- **THE TASK**
From the entries that follow, extract each line holding the string "Bass".

- **DATASET EXCERPTS**
###

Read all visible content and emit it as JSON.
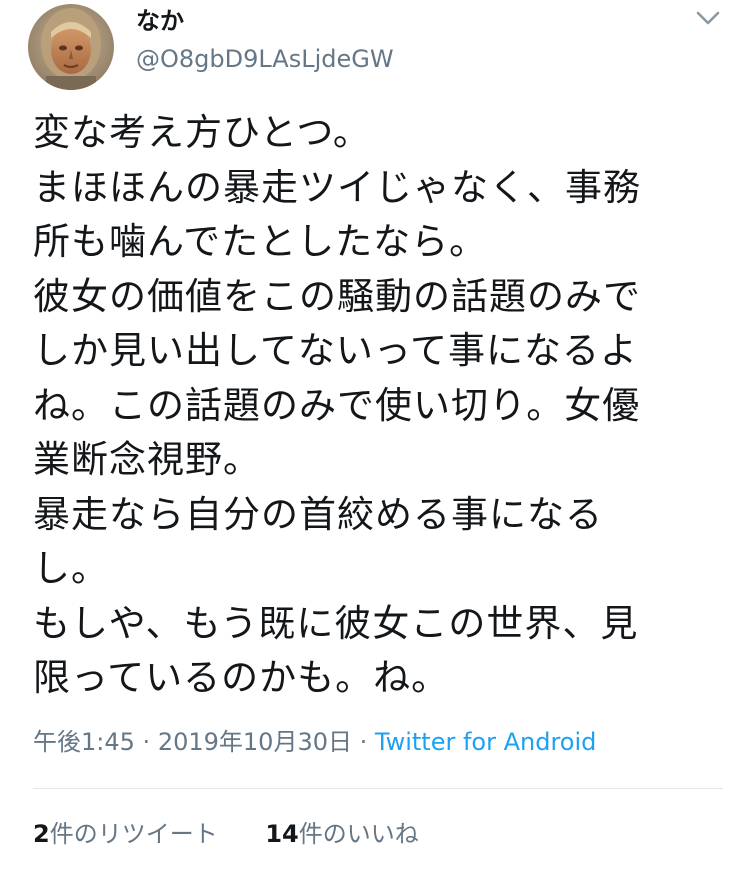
{
  "user": {
    "display_name": "なか",
    "handle": "@O8gbD9LAsLjdeGW",
    "avatar_icon": "profile-photo-face-icon"
  },
  "header": {
    "menu_icon": "chevron-down-icon",
    "menu_icon_color": "#8899a6"
  },
  "tweet": {
    "lines": [
      "変な考え方ひとつ。",
      "まほほんの暴走ツイじゃなく、事務",
      "所も噛んでたとしたなら。",
      "彼女の価値をこの騒動の話題のみで",
      "しか見い出してないって事になるよ",
      "ね。この話題のみで使い切り。女優",
      "業断念視野。",
      "暴走なら自分の首絞める事になる",
      "し。",
      "もしや、もう既に彼女この世界、見",
      "限っているのかも。ね。"
    ]
  },
  "meta": {
    "time": "午後1:45",
    "separator": "·",
    "date": "2019年10月30日",
    "source": "Twitter for Android"
  },
  "stats": {
    "retweets_count": "2",
    "retweets_label": "件のリツイート",
    "likes_count": "14",
    "likes_label": "件のいいね"
  },
  "colors": {
    "text": "#14171a",
    "secondary": "#657786",
    "link": "#1da1f2",
    "divider": "#e1e8ed"
  }
}
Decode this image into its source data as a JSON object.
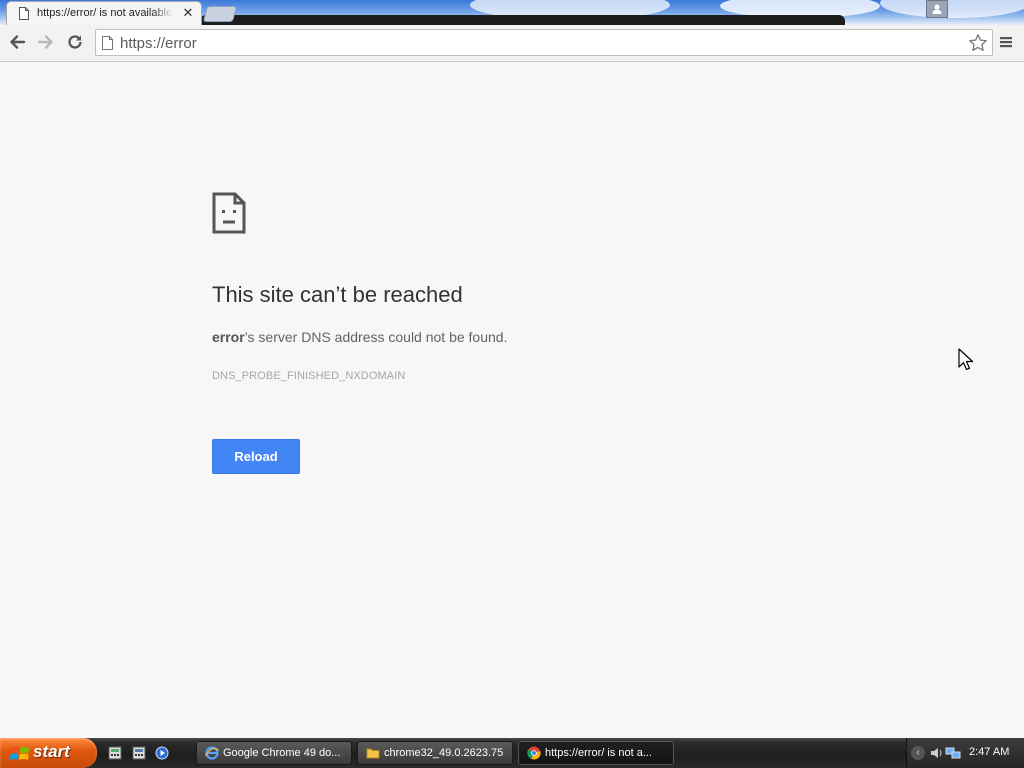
{
  "browser": {
    "tab": {
      "title": "https://error/ is not available"
    },
    "toolbar": {
      "url": "https://error"
    }
  },
  "error_page": {
    "heading": "This site can’t be reached",
    "description_host": "error",
    "description_rest": "’s server DNS address could not be found.",
    "error_code": "DNS_PROBE_FINISHED_NXDOMAIN",
    "reload_label": "Reload"
  },
  "taskbar": {
    "start_label": "start",
    "tasks": [
      {
        "label": "Google Chrome 49 do...",
        "icon": "ie-icon"
      },
      {
        "label": "chrome32_49.0.2623.75",
        "icon": "folder-icon"
      },
      {
        "label": "https://error/ is not a...",
        "icon": "chrome-icon"
      }
    ],
    "clock": "2:47 AM"
  },
  "colors": {
    "accent_button": "#4285f4",
    "page_background": "#f7f7f7",
    "start_button": "#e05a10"
  }
}
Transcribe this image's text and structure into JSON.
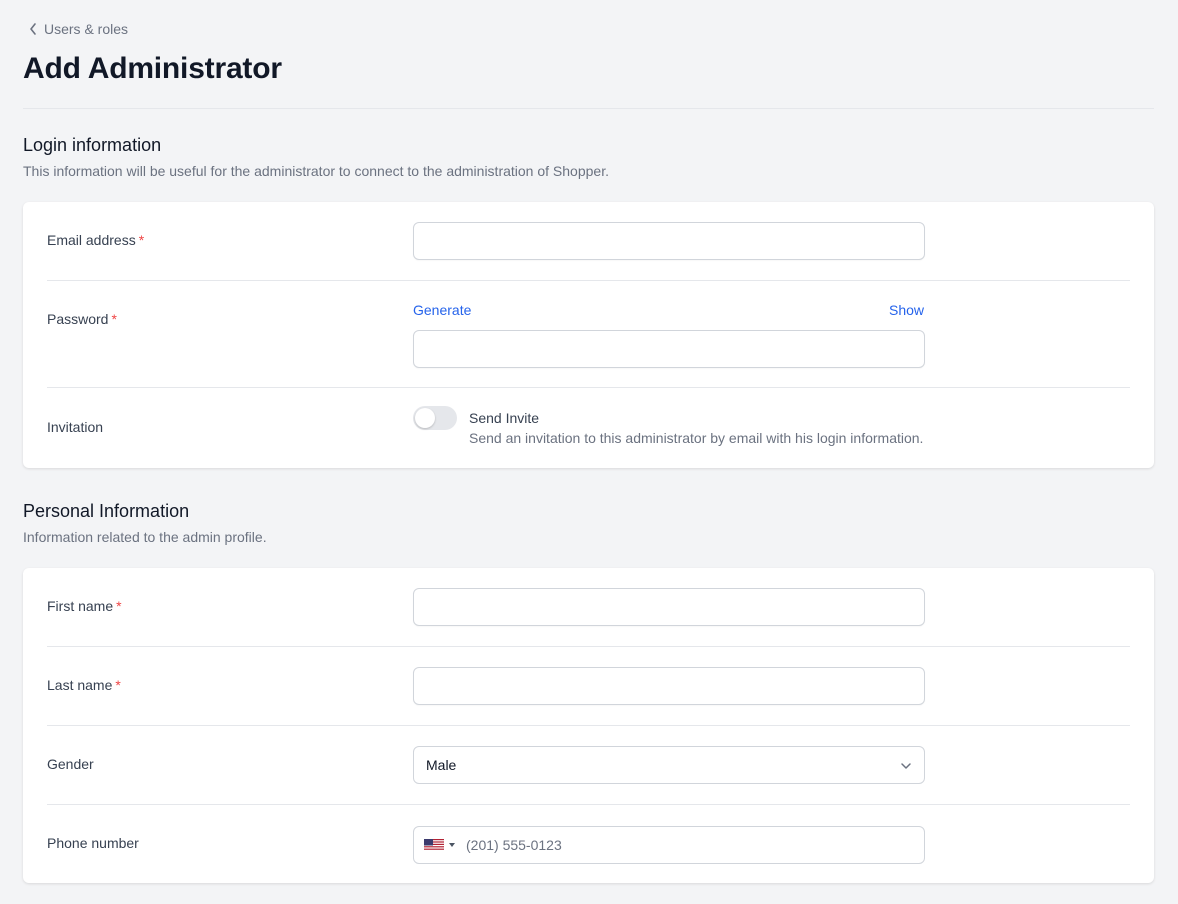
{
  "breadcrumb": {
    "label": "Users & roles"
  },
  "page": {
    "title": "Add Administrator"
  },
  "login_section": {
    "title": "Login information",
    "description": "This information will be useful for the administrator to connect to the administration of Shopper.",
    "email": {
      "label": "Email address",
      "required_mark": "*",
      "value": ""
    },
    "password": {
      "label": "Password",
      "required_mark": "*",
      "generate_label": "Generate",
      "show_label": "Show",
      "value": ""
    },
    "invitation": {
      "label": "Invitation",
      "toggle_title": "Send Invite",
      "toggle_description": "Send an invitation to this administrator by email with his login information.",
      "enabled": false
    }
  },
  "personal_section": {
    "title": "Personal Information",
    "description": "Information related to the admin profile.",
    "first_name": {
      "label": "First name",
      "required_mark": "*",
      "value": ""
    },
    "last_name": {
      "label": "Last name",
      "required_mark": "*",
      "value": ""
    },
    "gender": {
      "label": "Gender",
      "selected": "Male"
    },
    "phone": {
      "label": "Phone number",
      "placeholder": "(201) 555-0123",
      "country_flag": "us-flag-icon"
    }
  },
  "colors": {
    "accent": "#2563eb",
    "required": "#ef4444",
    "background": "#f3f4f6"
  }
}
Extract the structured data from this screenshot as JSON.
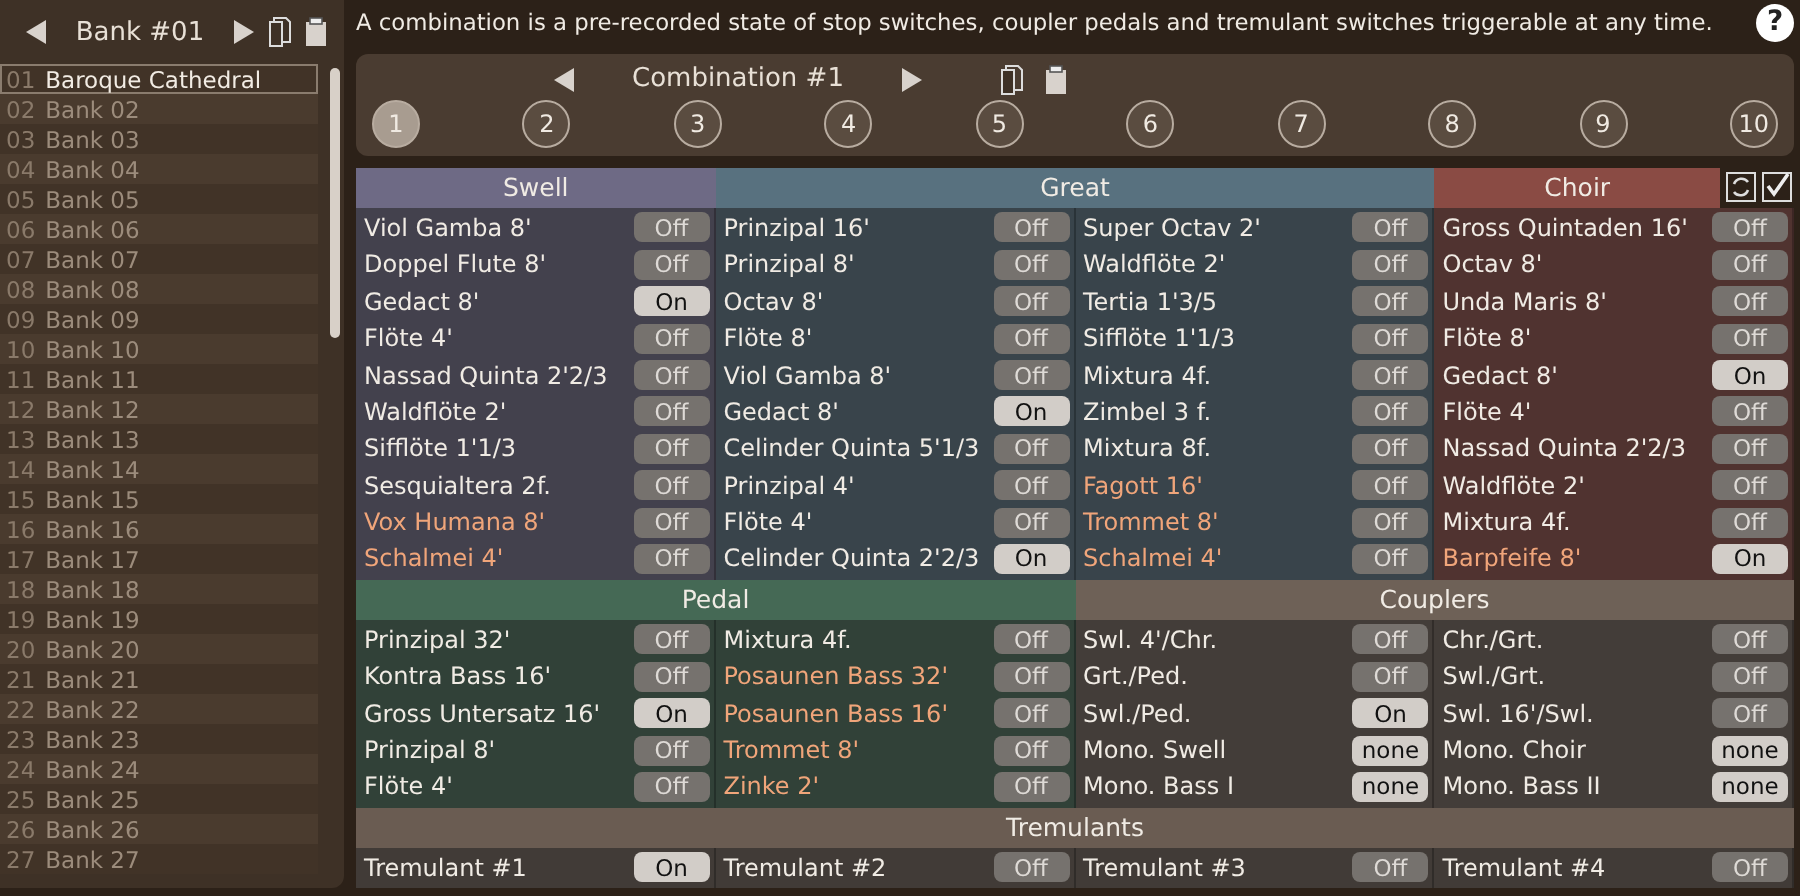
{
  "bank_header": {
    "title": "Bank #01"
  },
  "banks": [
    {
      "number": "01",
      "name": "Baroque Cathedral",
      "selected": true
    },
    {
      "number": "02",
      "name": "Bank 02",
      "selected": false
    },
    {
      "number": "03",
      "name": "Bank 03",
      "selected": false
    },
    {
      "number": "04",
      "name": "Bank 04",
      "selected": false
    },
    {
      "number": "05",
      "name": "Bank 05",
      "selected": false
    },
    {
      "number": "06",
      "name": "Bank 06",
      "selected": false
    },
    {
      "number": "07",
      "name": "Bank 07",
      "selected": false
    },
    {
      "number": "08",
      "name": "Bank 08",
      "selected": false
    },
    {
      "number": "09",
      "name": "Bank 09",
      "selected": false
    },
    {
      "number": "10",
      "name": "Bank 10",
      "selected": false
    },
    {
      "number": "11",
      "name": "Bank 11",
      "selected": false
    },
    {
      "number": "12",
      "name": "Bank 12",
      "selected": false
    },
    {
      "number": "13",
      "name": "Bank 13",
      "selected": false
    },
    {
      "number": "14",
      "name": "Bank 14",
      "selected": false
    },
    {
      "number": "15",
      "name": "Bank 15",
      "selected": false
    },
    {
      "number": "16",
      "name": "Bank 16",
      "selected": false
    },
    {
      "number": "17",
      "name": "Bank 17",
      "selected": false
    },
    {
      "number": "18",
      "name": "Bank 18",
      "selected": false
    },
    {
      "number": "19",
      "name": "Bank 19",
      "selected": false
    },
    {
      "number": "20",
      "name": "Bank 20",
      "selected": false
    },
    {
      "number": "21",
      "name": "Bank 21",
      "selected": false
    },
    {
      "number": "22",
      "name": "Bank 22",
      "selected": false
    },
    {
      "number": "23",
      "name": "Bank 23",
      "selected": false
    },
    {
      "number": "24",
      "name": "Bank 24",
      "selected": false
    },
    {
      "number": "25",
      "name": "Bank 25",
      "selected": false
    },
    {
      "number": "26",
      "name": "Bank 26",
      "selected": false
    },
    {
      "number": "27",
      "name": "Bank 27",
      "selected": false
    }
  ],
  "info": "A combination is a pre-recorded state of stop switches, coupler pedals and tremulant switches triggerable at any time.",
  "help_button": "?",
  "combination": {
    "title": "Combination #1",
    "slots": [
      {
        "label": "1",
        "selected": true
      },
      {
        "label": "2",
        "selected": false
      },
      {
        "label": "3",
        "selected": false
      },
      {
        "label": "4",
        "selected": false
      },
      {
        "label": "5",
        "selected": false
      },
      {
        "label": "6",
        "selected": false
      },
      {
        "label": "7",
        "selected": false
      },
      {
        "label": "8",
        "selected": false
      },
      {
        "label": "9",
        "selected": false
      },
      {
        "label": "10",
        "selected": false
      }
    ]
  },
  "groups": [
    {
      "sections": [
        {
          "title": "Swell",
          "color": "#6e6a85",
          "columns": [
            [
              {
                "name": "Viol Gamba 8'",
                "value": "Off",
                "on": false,
                "reed": false,
                "kind": "toggle"
              },
              {
                "name": "Doppel Flute 8'",
                "value": "Off",
                "on": false,
                "reed": false,
                "kind": "toggle"
              },
              {
                "name": "Gedact 8'",
                "value": "On",
                "on": true,
                "reed": false,
                "kind": "toggle"
              },
              {
                "name": "Flöte 4'",
                "value": "Off",
                "on": false,
                "reed": false,
                "kind": "toggle"
              },
              {
                "name": "Nassad Quinta 2'2/3",
                "value": "Off",
                "on": false,
                "reed": false,
                "kind": "toggle"
              },
              {
                "name": "Waldflöte 2'",
                "value": "Off",
                "on": false,
                "reed": false,
                "kind": "toggle"
              },
              {
                "name": "Sifflöte 1'1/3",
                "value": "Off",
                "on": false,
                "reed": false,
                "kind": "toggle"
              },
              {
                "name": "Sesquialtera 2f.",
                "value": "Off",
                "on": false,
                "reed": false,
                "kind": "toggle"
              },
              {
                "name": "Vox Humana 8'",
                "value": "Off",
                "on": false,
                "reed": true,
                "kind": "toggle"
              },
              {
                "name": "Schalmei 4'",
                "value": "Off",
                "on": false,
                "reed": true,
                "kind": "toggle"
              }
            ]
          ]
        },
        {
          "title": "Great",
          "color": "#58717f",
          "columns": [
            [
              {
                "name": "Prinzipal 16'",
                "value": "Off",
                "on": false,
                "reed": false,
                "kind": "toggle"
              },
              {
                "name": "Prinzipal 8'",
                "value": "Off",
                "on": false,
                "reed": false,
                "kind": "toggle"
              },
              {
                "name": "Octav 8'",
                "value": "Off",
                "on": false,
                "reed": false,
                "kind": "toggle"
              },
              {
                "name": "Flöte 8'",
                "value": "Off",
                "on": false,
                "reed": false,
                "kind": "toggle"
              },
              {
                "name": "Viol Gamba 8'",
                "value": "Off",
                "on": false,
                "reed": false,
                "kind": "toggle"
              },
              {
                "name": "Gedact 8'",
                "value": "On",
                "on": true,
                "reed": false,
                "kind": "toggle"
              },
              {
                "name": "Celinder Quinta 5'1/3",
                "value": "Off",
                "on": false,
                "reed": false,
                "kind": "toggle"
              },
              {
                "name": "Prinzipal 4'",
                "value": "Off",
                "on": false,
                "reed": false,
                "kind": "toggle"
              },
              {
                "name": "Flöte 4'",
                "value": "Off",
                "on": false,
                "reed": false,
                "kind": "toggle"
              },
              {
                "name": "Celinder Quinta 2'2/3",
                "value": "On",
                "on": true,
                "reed": false,
                "kind": "toggle"
              }
            ],
            [
              {
                "name": "Super Octav 2'",
                "value": "Off",
                "on": false,
                "reed": false,
                "kind": "toggle"
              },
              {
                "name": "Waldflöte 2'",
                "value": "Off",
                "on": false,
                "reed": false,
                "kind": "toggle"
              },
              {
                "name": "Tertia 1'3/5",
                "value": "Off",
                "on": false,
                "reed": false,
                "kind": "toggle"
              },
              {
                "name": "Sifflöte 1'1/3",
                "value": "Off",
                "on": false,
                "reed": false,
                "kind": "toggle"
              },
              {
                "name": "Mixtura 4f.",
                "value": "Off",
                "on": false,
                "reed": false,
                "kind": "toggle"
              },
              {
                "name": "Zimbel 3 f.",
                "value": "Off",
                "on": false,
                "reed": false,
                "kind": "toggle"
              },
              {
                "name": "Mixtura 8f.",
                "value": "Off",
                "on": false,
                "reed": false,
                "kind": "toggle"
              },
              {
                "name": "Fagott 16'",
                "value": "Off",
                "on": false,
                "reed": true,
                "kind": "toggle"
              },
              {
                "name": "Trommet 8'",
                "value": "Off",
                "on": false,
                "reed": true,
                "kind": "toggle"
              },
              {
                "name": "Schalmei 4'",
                "value": "Off",
                "on": false,
                "reed": true,
                "kind": "toggle"
              }
            ]
          ]
        },
        {
          "title": "Choir",
          "color": "#8a4b44",
          "columns": [
            [
              {
                "name": "Gross Quintaden 16'",
                "value": "Off",
                "on": false,
                "reed": false,
                "kind": "toggle"
              },
              {
                "name": "Octav 8'",
                "value": "Off",
                "on": false,
                "reed": false,
                "kind": "toggle"
              },
              {
                "name": "Unda Maris 8'",
                "value": "Off",
                "on": false,
                "reed": false,
                "kind": "toggle"
              },
              {
                "name": "Flöte 8'",
                "value": "Off",
                "on": false,
                "reed": false,
                "kind": "toggle"
              },
              {
                "name": "Gedact 8'",
                "value": "On",
                "on": true,
                "reed": false,
                "kind": "toggle"
              },
              {
                "name": "Flöte 4'",
                "value": "Off",
                "on": false,
                "reed": false,
                "kind": "toggle"
              },
              {
                "name": "Nassad Quinta 2'2/3",
                "value": "Off",
                "on": false,
                "reed": false,
                "kind": "toggle"
              },
              {
                "name": "Waldflöte 2'",
                "value": "Off",
                "on": false,
                "reed": false,
                "kind": "toggle"
              },
              {
                "name": "Mixtura 4f.",
                "value": "Off",
                "on": false,
                "reed": false,
                "kind": "toggle"
              },
              {
                "name": "Barpfeife 8'",
                "value": "On",
                "on": true,
                "reed": true,
                "kind": "toggle"
              }
            ]
          ]
        }
      ]
    },
    {
      "sections": [
        {
          "title": "Pedal",
          "color": "#456955",
          "columns": [
            [
              {
                "name": "Prinzipal 32'",
                "value": "Off",
                "on": false,
                "reed": false,
                "kind": "toggle"
              },
              {
                "name": "Kontra Bass 16'",
                "value": "Off",
                "on": false,
                "reed": false,
                "kind": "toggle"
              },
              {
                "name": "Gross Untersatz 16'",
                "value": "On",
                "on": true,
                "reed": false,
                "kind": "toggle"
              },
              {
                "name": "Prinzipal 8'",
                "value": "Off",
                "on": false,
                "reed": false,
                "kind": "toggle"
              },
              {
                "name": "Flöte 4'",
                "value": "Off",
                "on": false,
                "reed": false,
                "kind": "toggle"
              }
            ],
            [
              {
                "name": "Mixtura 4f.",
                "value": "Off",
                "on": false,
                "reed": false,
                "kind": "toggle"
              },
              {
                "name": "Posaunen Bass 32'",
                "value": "Off",
                "on": false,
                "reed": true,
                "kind": "toggle"
              },
              {
                "name": "Posaunen Bass 16'",
                "value": "Off",
                "on": false,
                "reed": true,
                "kind": "toggle"
              },
              {
                "name": "Trommet 8'",
                "value": "Off",
                "on": false,
                "reed": true,
                "kind": "toggle"
              },
              {
                "name": "Zinke 2'",
                "value": "Off",
                "on": false,
                "reed": true,
                "kind": "toggle"
              }
            ]
          ]
        },
        {
          "title": "Couplers",
          "color": "#6e6157",
          "columns": [
            [
              {
                "name": "Swl. 4'/Chr.",
                "value": "Off",
                "on": false,
                "reed": false,
                "kind": "toggle"
              },
              {
                "name": "Grt./Ped.",
                "value": "Off",
                "on": false,
                "reed": false,
                "kind": "toggle"
              },
              {
                "name": "Swl./Ped.",
                "value": "On",
                "on": true,
                "reed": false,
                "kind": "toggle"
              },
              {
                "name": "Mono. Swell",
                "value": "none",
                "reed": false,
                "kind": "select"
              },
              {
                "name": "Mono. Bass I",
                "value": "none",
                "reed": false,
                "kind": "select"
              }
            ],
            [
              {
                "name": "Chr./Grt.",
                "value": "Off",
                "on": false,
                "reed": false,
                "kind": "toggle"
              },
              {
                "name": "Swl./Grt.",
                "value": "Off",
                "on": false,
                "reed": false,
                "kind": "toggle"
              },
              {
                "name": "Swl. 16'/Swl.",
                "value": "Off",
                "on": false,
                "reed": false,
                "kind": "toggle"
              },
              {
                "name": "Mono. Choir",
                "value": "none",
                "reed": false,
                "kind": "select"
              },
              {
                "name": "Mono. Bass II",
                "value": "none",
                "reed": false,
                "kind": "select"
              }
            ]
          ]
        }
      ]
    },
    {
      "sections": [
        {
          "title": "Tremulants",
          "color": "#6a5c52",
          "columns": [
            [
              {
                "name": "Tremulant #1",
                "value": "On",
                "on": true,
                "reed": false,
                "kind": "toggle"
              }
            ],
            [
              {
                "name": "Tremulant #2",
                "value": "Off",
                "on": false,
                "reed": false,
                "kind": "toggle"
              }
            ],
            [
              {
                "name": "Tremulant #3",
                "value": "Off",
                "on": false,
                "reed": false,
                "kind": "toggle"
              }
            ],
            [
              {
                "name": "Tremulant #4",
                "value": "Off",
                "on": false,
                "reed": false,
                "kind": "toggle"
              }
            ]
          ]
        }
      ]
    }
  ]
}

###

- **REPLY TO THE TASK**
                "name": "Kontra Bass 16'",
                "name": "Posaunen Bass 32'",
                "name": "Posaunen Bass 16'",
                "name": "Mono. Bass I",
                "name": "Mono. Bass II",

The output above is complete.